In a speech on the Senate floor, Sen. Chuck Schumer of New York, the Democratic leader, called on the president to bring the leaders of Congress together, “and let both sides know he is ready and willing to address this issue of gun safety head-on.”

Trump has praised the swiftness of the Las Vegas law enforcement response to the gunman and on Tuesday said that it was “in many ways, a miracle.” During his weekly news conference, Speaker Paul D. Ryan of Wisconsin echoed the president, saying that as America grieves, it should also focus on the goodness of those who responded and helped save lives on Sunday.

“We cannot let the actions of a single person define us as a country. It’s not who we are. Instead what truly defines us are the acts of heroism we witnessed after the tragedy,” Ryan said.

Ryan also said the House has no plans to vote on the so-called Hearing Protection Act, which would eliminate a $200 tax on firearm silencers, refund silencer-tax payments back to October of 2015, and ease registration requirements.
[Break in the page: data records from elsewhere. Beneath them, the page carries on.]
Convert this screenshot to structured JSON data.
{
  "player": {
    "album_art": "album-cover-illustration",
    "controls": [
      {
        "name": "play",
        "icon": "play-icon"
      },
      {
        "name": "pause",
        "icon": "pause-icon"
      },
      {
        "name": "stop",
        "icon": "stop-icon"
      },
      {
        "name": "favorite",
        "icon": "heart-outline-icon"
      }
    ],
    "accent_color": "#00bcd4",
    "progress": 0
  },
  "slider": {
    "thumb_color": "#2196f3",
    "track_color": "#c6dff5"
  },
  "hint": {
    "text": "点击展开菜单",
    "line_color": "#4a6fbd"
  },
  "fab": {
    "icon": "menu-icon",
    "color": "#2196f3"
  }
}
“That bill is not scheduled now,” he said. “I don’t know when it’s going to be scheduled.”